Ever wondered why you can’t quite replicate that perfect cup of joe from your local coffee shop at home? It could have less to do with your brewing and more on how you’re grinding your coffee beans. Fear not! I’m here to guide you through the common pitfalls of grinding and help you step up your coffee game.
- Knowing how various grinding levels contribute to taste is integral to making great coffee
- Blade grinders aren’t advisable as they generate unfavorable heat; instead, invest in a quality burr grinder
- Selecting the right grinder and knowing when to use certain grind sizes helps improve home-brewed coffee
- Avoid these additional mistakes: using low-quality beans; grinding too early; incorrect coffee quantities; not mastering the coffee-to-water ratio
The Role of Grind Levels in Your Coffee
Grinding coffee isn’t a simple process, it’s an art, that affects everything from the flavor to aroma. Varied grind levels reveal more or less of the bean’s surface to water, directly influencing the taste.
Grind levels range from:
Like small pebbles, this grind is for French press, Toddy Makers (cold brew), vacuum coffee makers, and percolators because big chunks allow lengthy extraction time translating into a hearty cup.
Coarse grinds like coarse salt are perfect for a bold brew. They work well with French press or techniques that need long steeping times.
Medium grind has the feel of beach sand. This is what you will commonly find in auto-drip coffee makers because it offers both good extraction and strength – a win-win!
Like table salt or sugar, fine grind is best for stove-top espresso pots and drip machines with cone-shaped filters. A shorter extraction time yet still voluptuous flavor, isn’t that great?
If you prefer strong, extra fine grind precisely like powdered sugar would do wonders. Used mostly in espresso machines, this allows quick yet profound extraction that encapsulates the bean essence.
The finest of all grinds resembles baby powder. It’s only used for Turkish-style coffee renowned for its luxurious texture and richness
Grind isn’t everything—Consider your Grinder!
Aware of grind levels now? Great! But here’s another common mistake: using a blade grinder. Blade grinders are bad news for coffee purists because the fast-spinning blades generate heat, which can destroy your coffee’s flavor.
Unlike those, burr grinders apply even pressure, crush beans, and protect against flavor-dwindling heat. Recommendations? The Baratza Encore strikes a balance between cost and performance while the OXO Burr Coffee Grinder caters to budget shoppers without compromising on precision or convenience.
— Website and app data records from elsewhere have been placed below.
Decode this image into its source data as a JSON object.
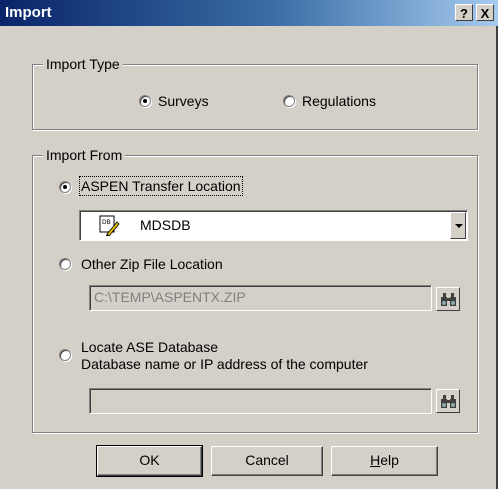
{
  "window": {
    "title": "Import",
    "help_glyph": "?",
    "close_glyph": "X"
  },
  "import_type": {
    "legend": "Import Type",
    "options": [
      {
        "label": "Surveys",
        "checked": true
      },
      {
        "label": "Regulations",
        "checked": false
      }
    ]
  },
  "import_from": {
    "legend": "Import From",
    "aspen": {
      "label": "ASPEN Transfer Location",
      "checked": true,
      "selected_value": "MDSDB",
      "icon": "database-pencil-icon"
    },
    "zip": {
      "label": "Other Zip File Location",
      "checked": false,
      "path": "C:\\TEMP\\ASPENTX.ZIP",
      "browse_icon": "binoculars-icon"
    },
    "ase": {
      "label_line1": "Locate ASE Database",
      "label_line2": "Database name or IP address of the computer",
      "checked": false,
      "value": "",
      "browse_icon": "binoculars-icon"
    }
  },
  "buttons": {
    "ok": "OK",
    "cancel": "Cancel",
    "help": "Help"
  },
  "colors": {
    "face": "#d4d0c8",
    "title_start": "#0a246a",
    "title_end": "#a6caf0"
  }
}
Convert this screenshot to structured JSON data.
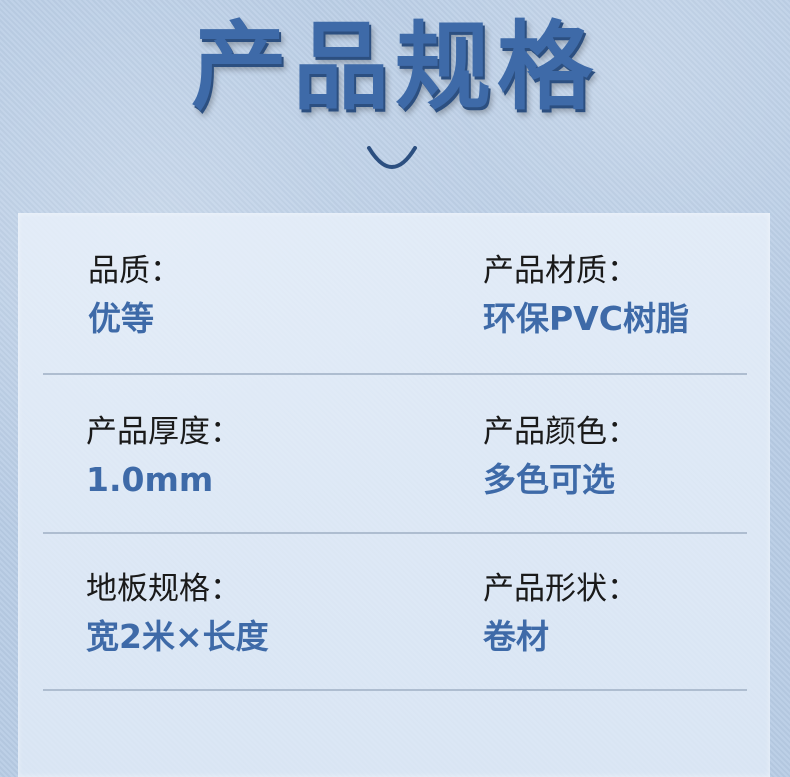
{
  "header": {
    "title": "产品规格"
  },
  "specs": [
    {
      "left": {
        "label": "品质：",
        "value": "优等"
      },
      "right": {
        "label": "产品材质：",
        "value": "环保PVC树脂"
      }
    },
    {
      "left": {
        "label": "产品厚度：",
        "value": "1.0mm"
      },
      "right": {
        "label": "产品颜色：",
        "value": "多色可选"
      }
    },
    {
      "left": {
        "label": "地板规格：",
        "value": "宽2米×长度"
      },
      "right": {
        "label": "产品形状：",
        "value": "卷材"
      }
    }
  ],
  "colors": {
    "accent": "#3e6aa8",
    "label": "#1a1a1a",
    "background": "#b9cde6"
  }
}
Common Mistakes: Overlooked Yet Crucial
Now let’s tackle additional mistakes lurking in plain sight –
Low-Quality Coffee Beans
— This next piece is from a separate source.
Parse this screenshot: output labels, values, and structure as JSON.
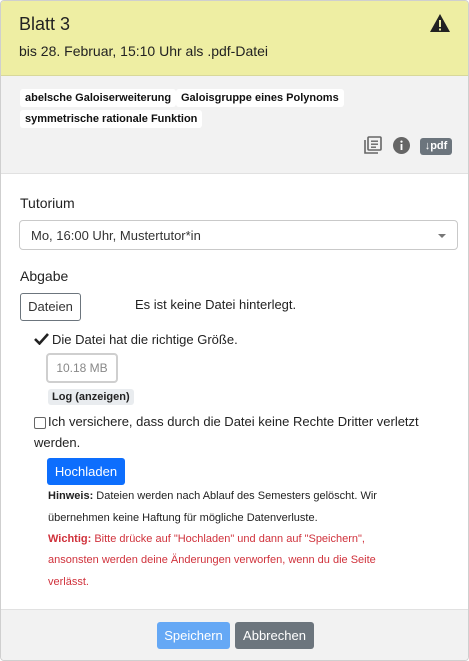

The quality of your brews is only as good as your beans. Over-roasted darker beans give off a strong bitter taste whereas medium roasts lead to smooth–yet rich flavors. Always buy from trusted roasters for assurance.
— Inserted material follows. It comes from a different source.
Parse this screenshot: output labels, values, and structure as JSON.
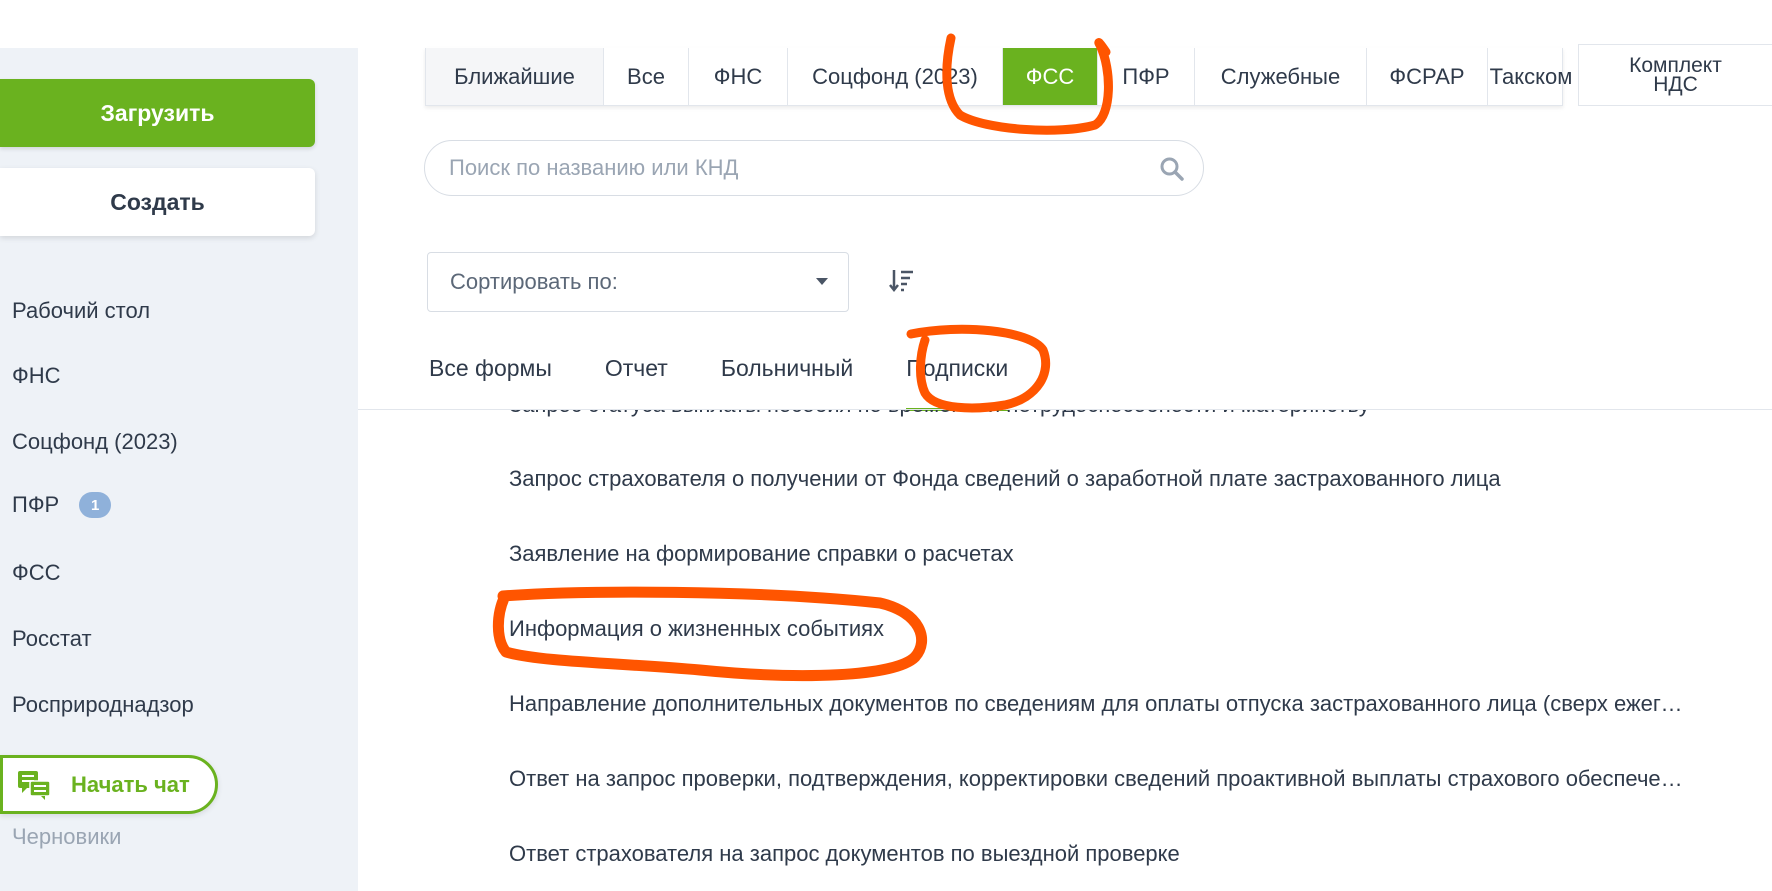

Early Bird Grinding
To preserve freshness and deepness of flavor, grind just before brewing. Early grinding exposes grounds to air causing degradation – get everything ready beforehand so there’s no rush or delay!
Quantity Matters: Not Too Much or Too Little Coffee
The perfect amount of ground coffee results in a well-balanced cup that leaves you satisfied, not overloaded. Try out different quantities to find what suits you best and limits waste.
Ratio game—Coffee vs. Water
The strength and flavor hugely depend on the coffee-water ratio. Using too much water dilutes taste while too little coffee turns it weak. Start with two heaping tablespoons per cup and adjust as needed.
Frequently Asked Questions (FAQs)
What can alter the taste of a coffee apart from grind size?
The brewing method, temperature of water, freshness of beans, and even the mineral content in the water can all influence the taste of your cup of joe.
Are there additional types of grinders aside from blade and burr grinders?
Yes, besides blade and burr grinders, there are also manual grinders that use a hand crank to grind beans. They’re less efficient but provide a high level of control.
How does the roast level affect what grind size should be used?
Darker roasts generally need coarser grounds as they extract flavors faster. Lighter roasts require finer grounds for sufficient extraction.
Avoiding these common grinding missteps can transform your at-home brewing experience and allow you to savor an exceptional cup of joe every time! Use these pointers to maximize pleasure from each bean – investing in good quality beans, grinding right before brewing, getting the correct quantity for use, perfecting the water-to-coffee ratio – that’s all it takes! Brew away!